I do like some software solutions from KaiOS that make using the phone easier. For example the “Shortcuts” and “Notices” options that you can press the left or the right button below the screen to access. It gives you all the notifications, but also offers shortcuts to quickly turn on the connectivity features, camera, torch, adjust the brightness, volume etc. More than anything, I would like to have a real home button on the 8110 4G, that I can press in any app, in any part of the UI and that would lead me to the homescreen, and close open apps (there is no multitasking, so that’s something the OS has to do). Currently, you can just press the back button to go back (that’s the button for hanging calls), or in browser press options and “Quit”.
Using the device as a feature phone, you can expect a 5 day battery life on a single charge. If you will be going online a lot, two to three days is what the battery will endure. The call quality is good, and that includes a decent loudness on the earpiece and a ok microphone. You cannot make phone calls when the keyboard is covered, because that way you also cover the microphone. I would prefer a more louder earpiece, though.
Feature phone users will welcome the added connectivity features allowing them to check weather, email, maps, do quick searches, but the 8110 is primarily a feature phone and should primarily be used as one for maximum consumer satisfaction.
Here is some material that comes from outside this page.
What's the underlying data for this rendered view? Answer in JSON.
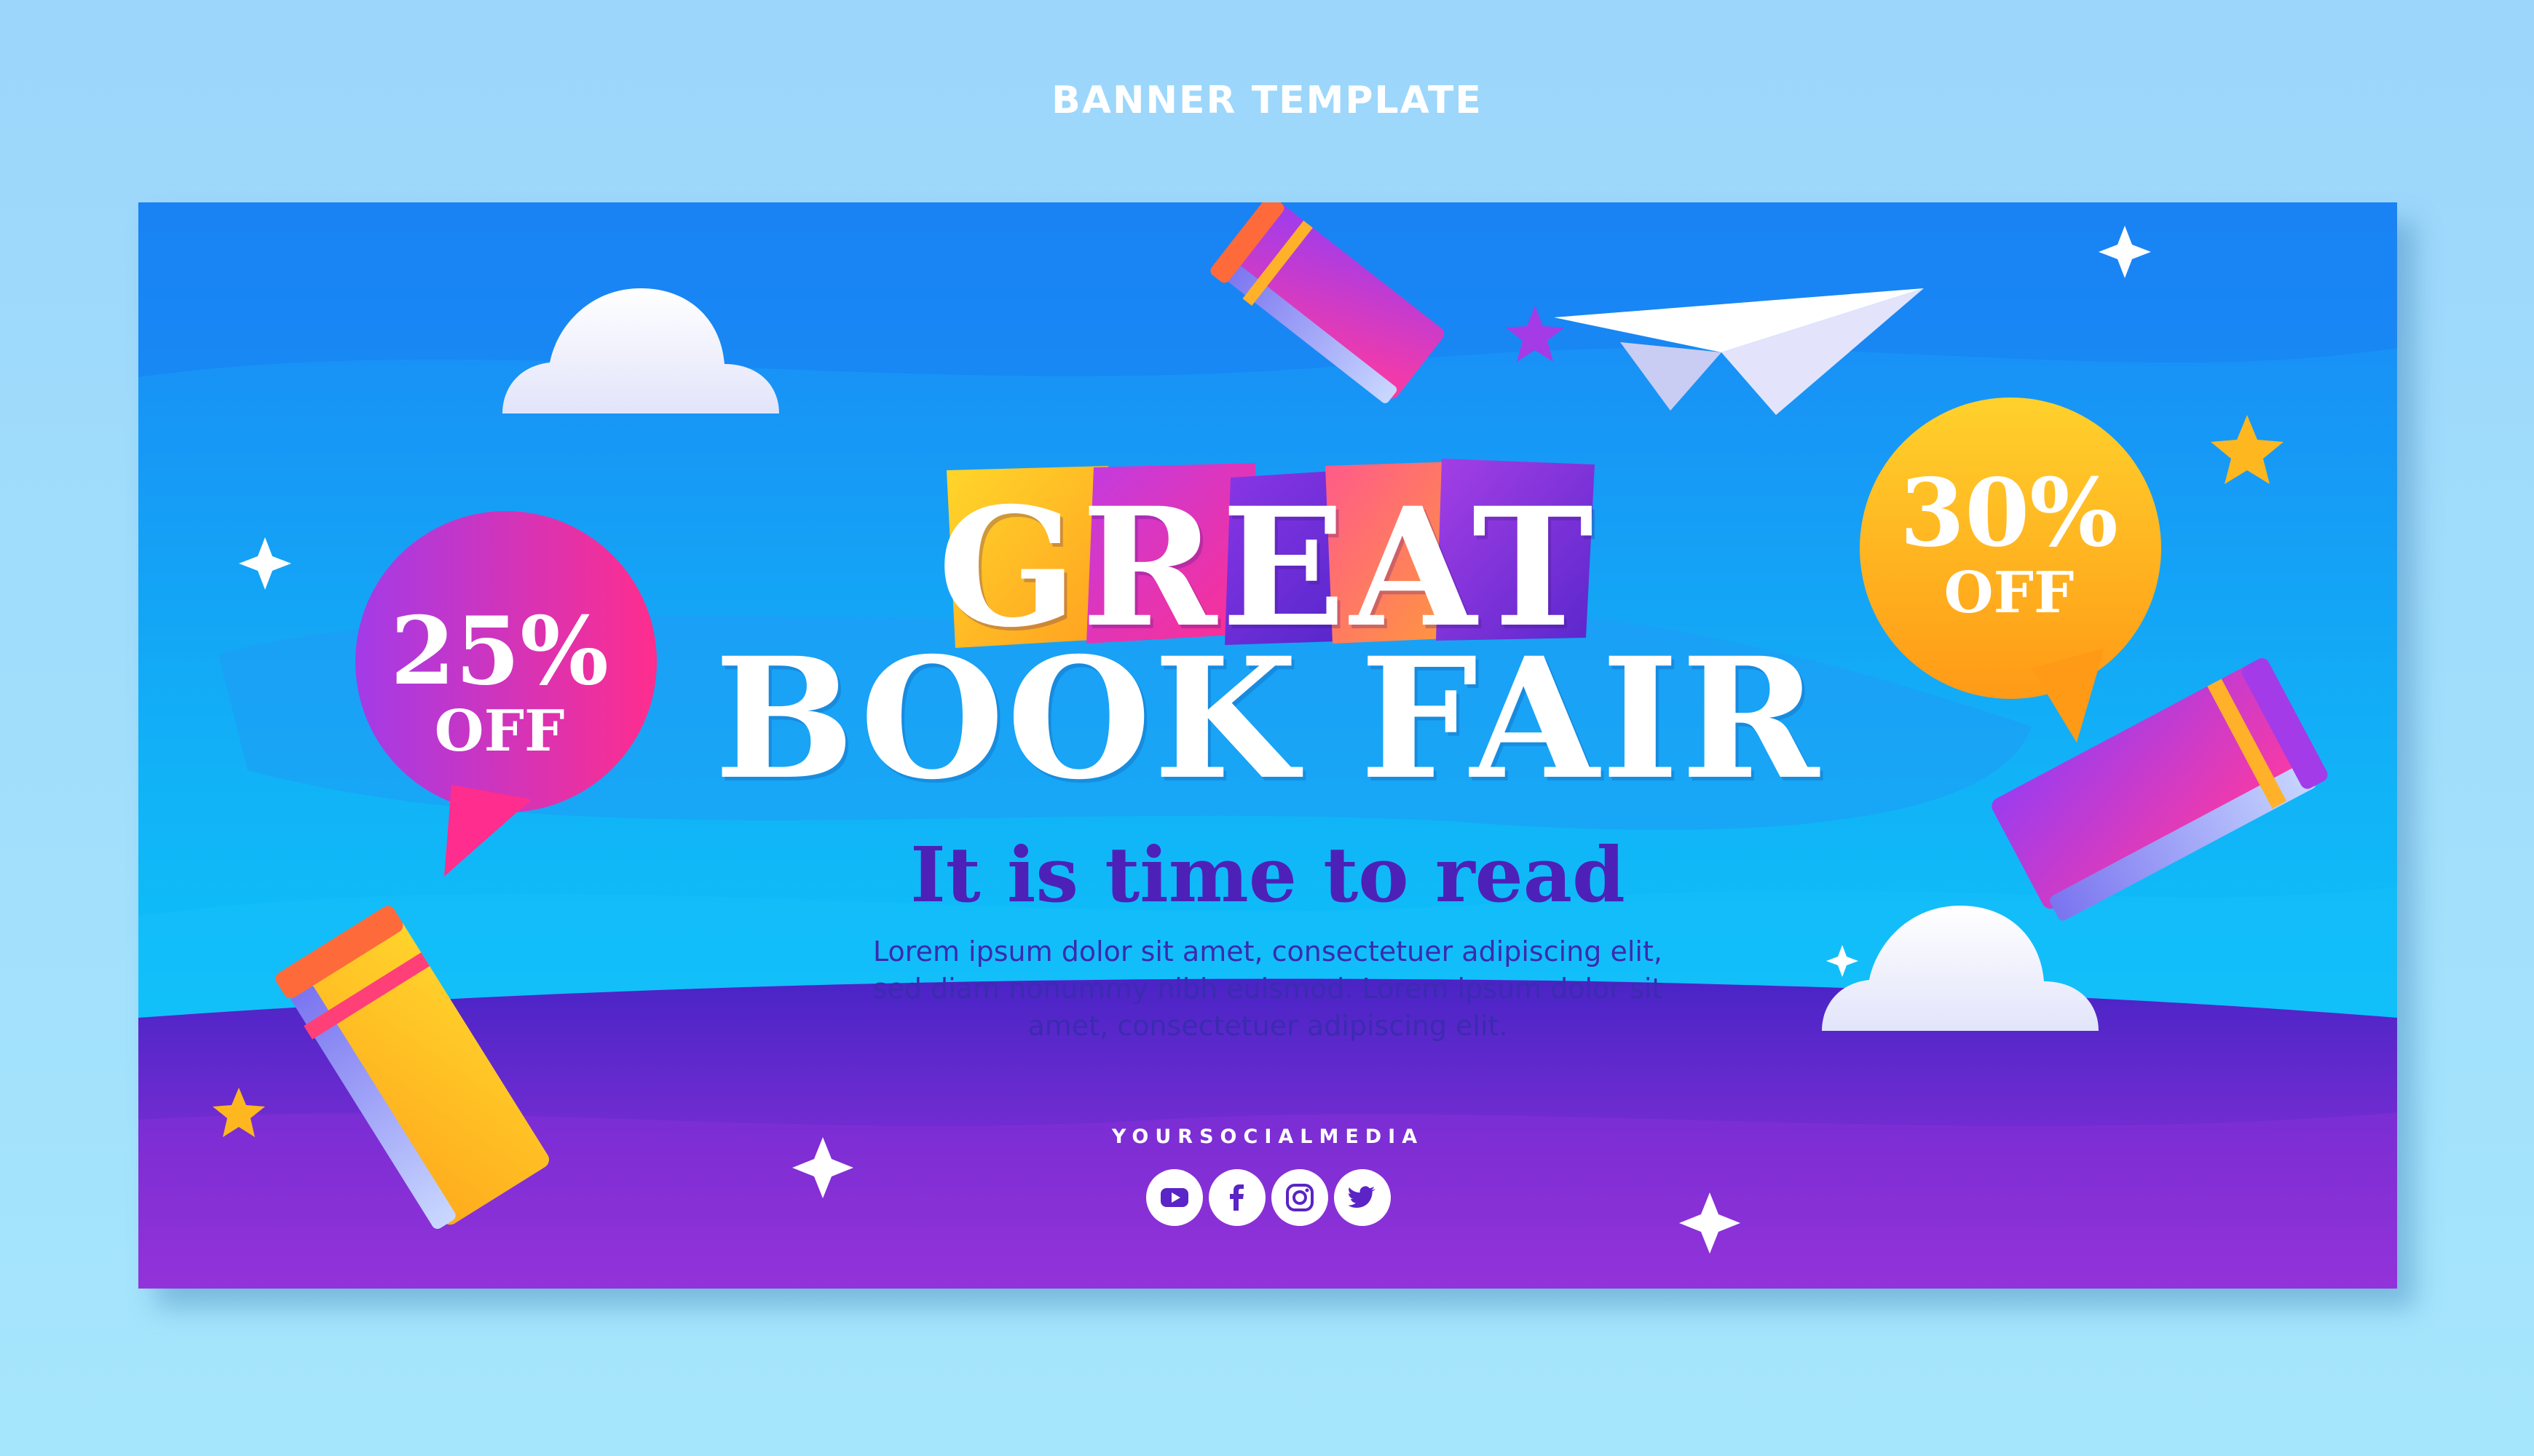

To conclude, the Nokia 8110 4G is a fancy device that you can spin or play with the slider when you are bored. It offers internet options that can be better implemented and all the usual feature phone options that work fine. It’s priced premium, primarily because of the unique design. It will work well as feature phone, while for a more smarter experiences, I would still recommend getting the Nokia 1 located in a similar price category. All in all, an attractive feature phone, that is unique on the market and will surely serve well for feature phone users. There is lots of potential in KaiOS and in raising the productivity level of the 8110 4G with updates, but the question is – is it worth it? For about the same price, lowcost Android solutions are available (from Nokia, too), so this device targets the usual feature phone users, which it will allow to connect online, check weather and see and read received emails (and everyone who wants a stylish back up feature phone). It’s a step towards smartphones for the usual feature phone user, but not the most effective step.